*Task instructions:* Look through the lines of the material and count those containing "label". Give that count alone.

┌──

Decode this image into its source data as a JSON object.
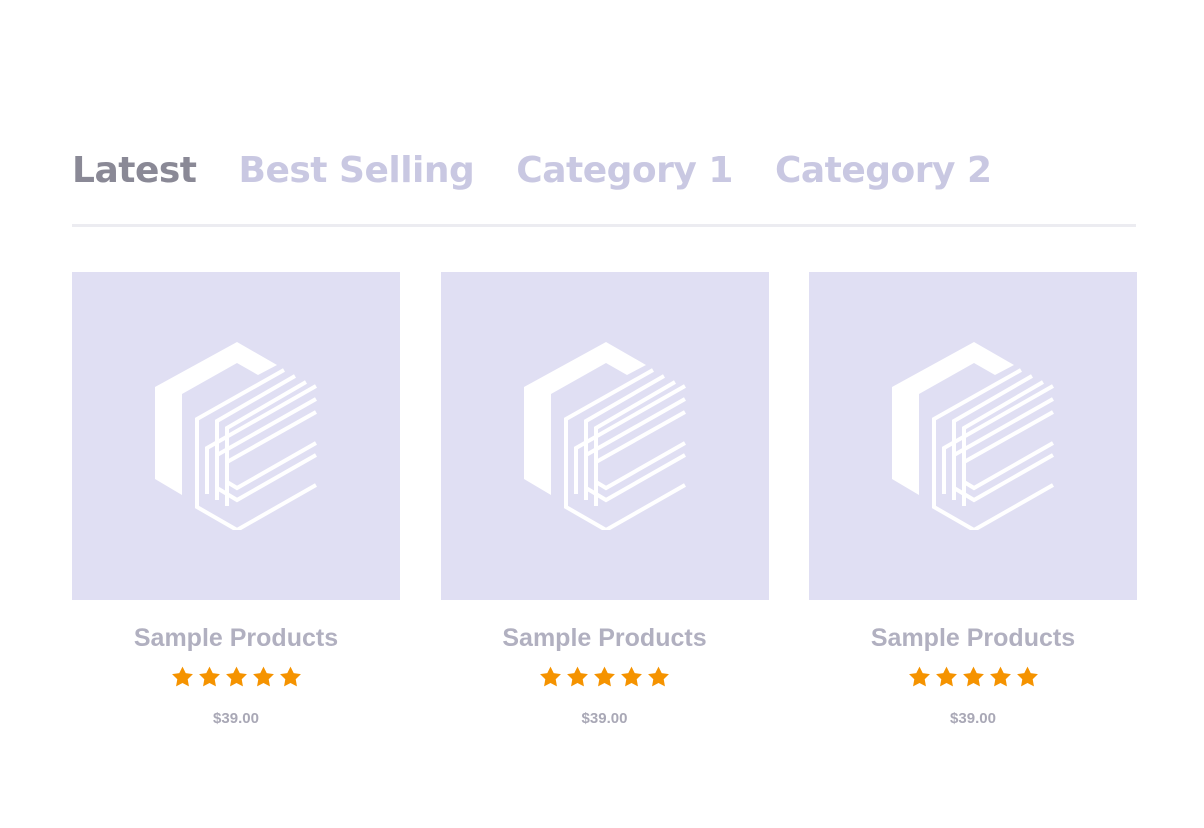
{
  "tabs": [
    {
      "label": "Latest",
      "active": true
    },
    {
      "label": "Best Selling",
      "active": false
    },
    {
      "label": "Category 1",
      "active": false
    },
    {
      "label": "Category 2",
      "active": false
    }
  ],
  "products": [
    {
      "name": "Sample Products",
      "rating": 5,
      "rating_max": 5,
      "price": "$39.00",
      "image_icon": "placeholder-logo-icon"
    },
    {
      "name": "Sample Products",
      "rating": 5,
      "rating_max": 5,
      "price": "$39.00",
      "image_icon": "placeholder-logo-icon"
    },
    {
      "name": "Sample Products",
      "rating": 5,
      "rating_max": 5,
      "price": "$39.00",
      "image_icon": "placeholder-logo-icon"
    }
  ],
  "colors": {
    "tab_active": "#8a8996",
    "tab_inactive": "#c9c8e2",
    "thumbnail_bg": "#e0dff3",
    "star": "#f59300",
    "product_name": "#b1b0c0",
    "price": "#a9a8b6",
    "divider": "#ececf1"
  }
}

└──

*Output below:* 4